Ice shelves in West Antarctica Crosson and Venable shrunk by 18%, says ESA

Satellite data collected between 1994 and 2012 has revealed that there’s an accelerating decline in the size of the huge ice shelves floating in the Antarctica. Some of them have experienced shrinking of as much as 18%; scientists are saying that this change in size of the ice shelves will eventually result in a significant rise in global sea levels.

These findings were published in the latest edition of the widely read journal Science. Scientists have come up with these facts at a time when the entire world is concerned about the kind of impact global climate change will have on the vast polar regions of our planet.


As mentioned above, the study was based on information collected during 18 years of continuous monitoring. During this phase, an area of 1,075,000 sq. km or 415,000 sq. miles was observed by three satellite missions carried out by the European Space Agency (ESA).
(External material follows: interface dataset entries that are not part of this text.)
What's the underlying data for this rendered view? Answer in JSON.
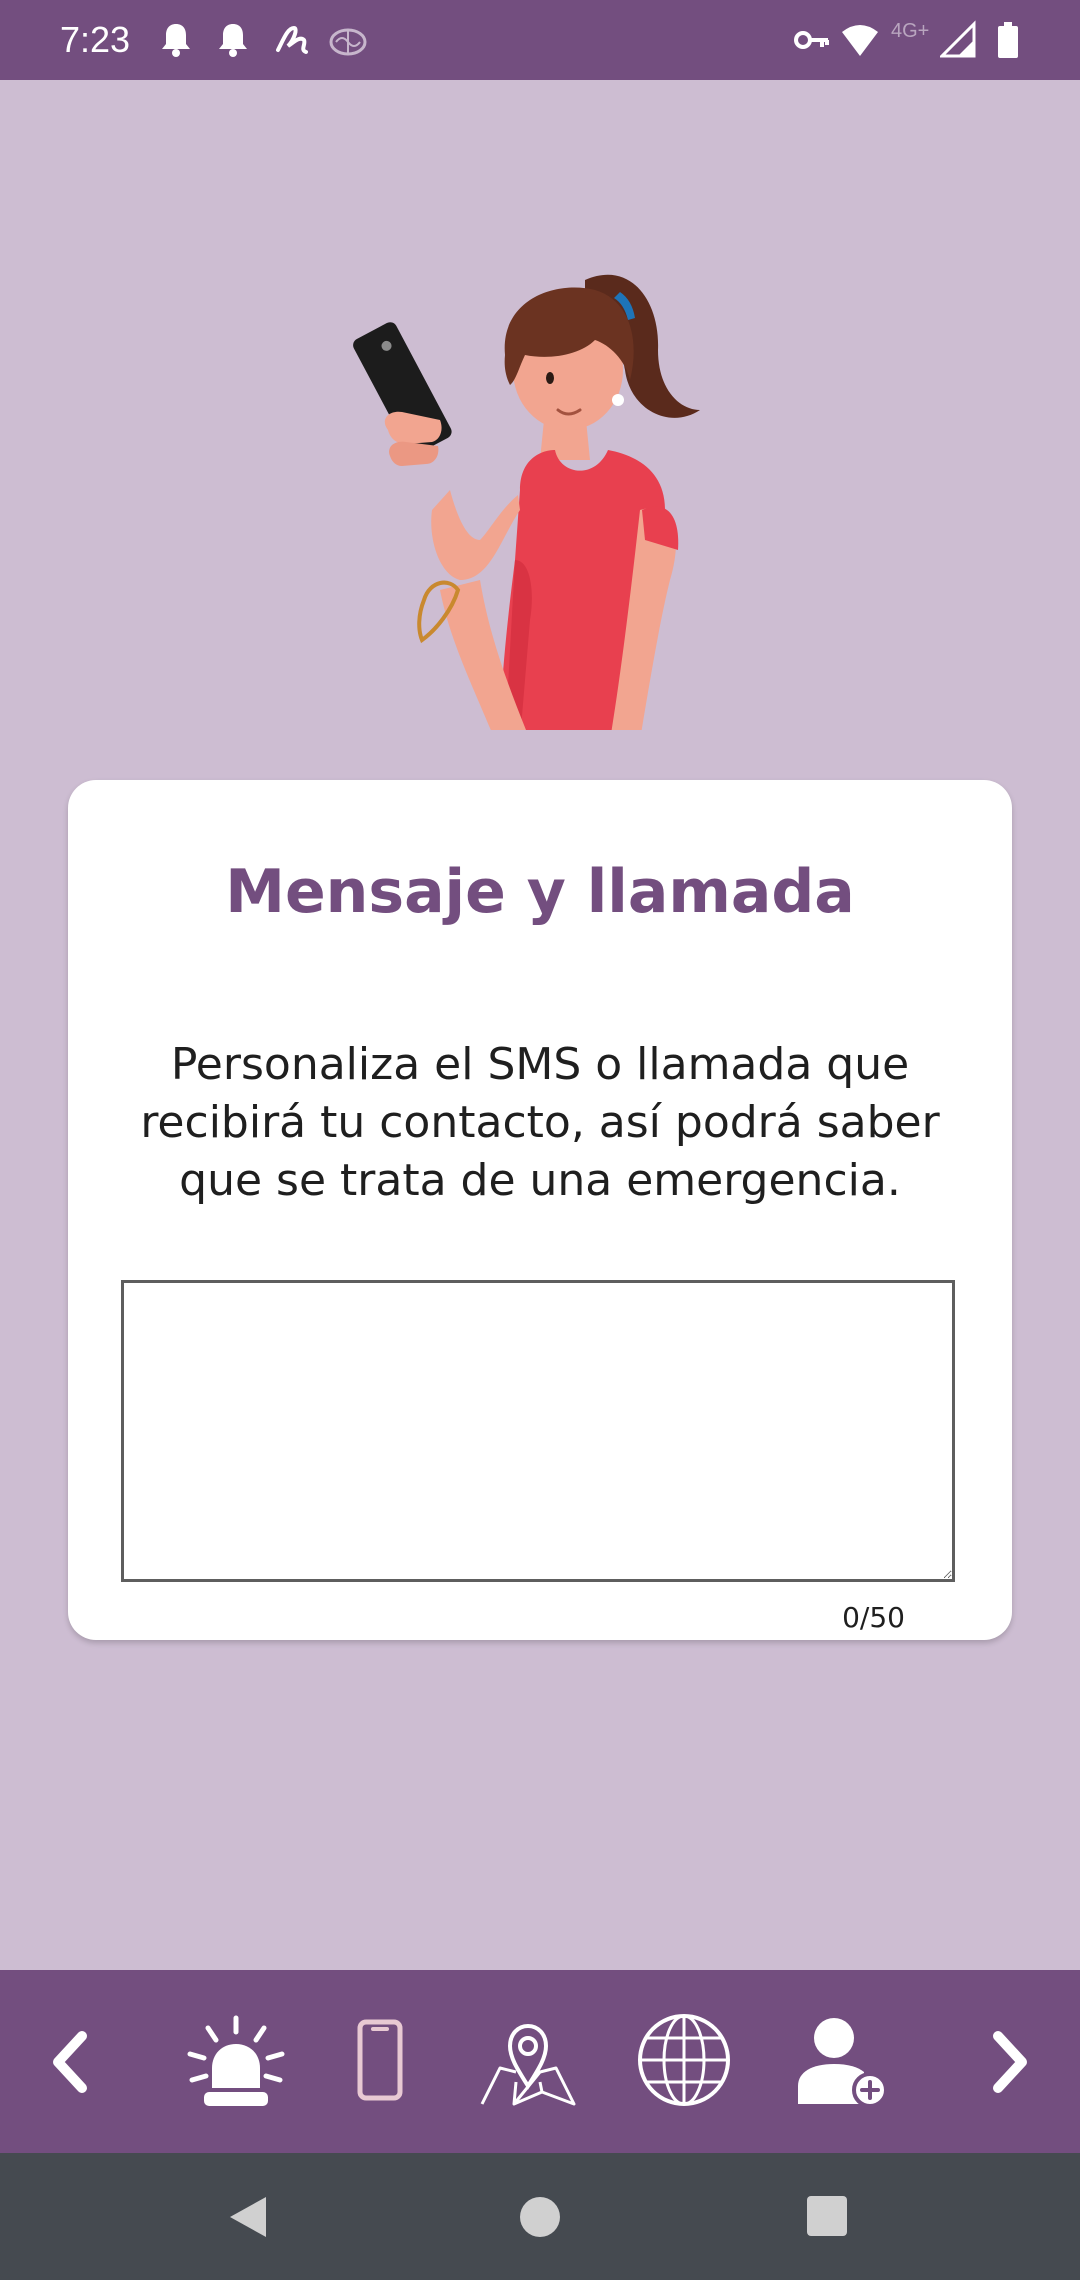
{
  "status_bar": {
    "time": "7:23",
    "network": "4G+",
    "icons": [
      "bell-icon",
      "bell-icon",
      "signature-icon",
      "brain-icon",
      "vpn-key-icon",
      "wifi-icon",
      "signal-icon",
      "battery-icon"
    ]
  },
  "card": {
    "title": "Mensaje y llamada",
    "description": "Personaliza el SMS o llamada que recibirá tu contacto, así podrá saber que se trata de una emergencia.",
    "message_value": "",
    "counter": "0/50"
  },
  "toolbar": {
    "items": [
      "back-arrow-icon",
      "alarm-siren-icon",
      "smartphone-icon",
      "map-pin-icon",
      "globe-icon",
      "add-contact-icon",
      "forward-arrow-icon"
    ],
    "accent_color": "#734e7f",
    "inactive_color": "#e8c9d3"
  },
  "nav_bar": {
    "buttons": [
      "nav-back-icon",
      "nav-home-icon",
      "nav-recents-icon"
    ]
  },
  "colors": {
    "background": "#cdbdd2",
    "primary": "#734e7f",
    "card": "#ffffff"
  }
}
During the initial half of the study i.e. till around 2003 the volume decline noticed in Antarctica was pretty small. Scientists say that during this phase the volume lost in West Antarctica was perfectly balanced by the gains taking place in East Antarctica. However, the following years witnessed a different kind of change.

Helen Fricker, a scientist representing the Scripps Institution of Oceanography, informed that the speed of decline in the size of the Antarctic ice shelves has only increased in the past two decades. For instance, two of the most prominent ice shelves in West Antarctica Crosson and Venable have shrunk by 18% between 1994 and 2012.

According to Fernando Paolo, a geophysics doctoral candidate at the Scripps Institution of Oceanography, if the loss rates observed during the study period sustain a large share of ice shelves in the Bellingshausen (the sea that houses Venable) and Amundsen (the sea that houses Crosson) seas might disappear.

For those who don’t know: the global sea levels will not be affected directly by melting of Antarctic ice shelves as the shelves existed as floating structures. Paolo compared the situation with a glass of tonic and gin; melting of ice cubes in a glass of gin doesn’t result in the increase in the level of drink in the glass.

However, reduction of the floating shelves of ice will allow land-based ice to move into the ocean and thereby increase the sea levels.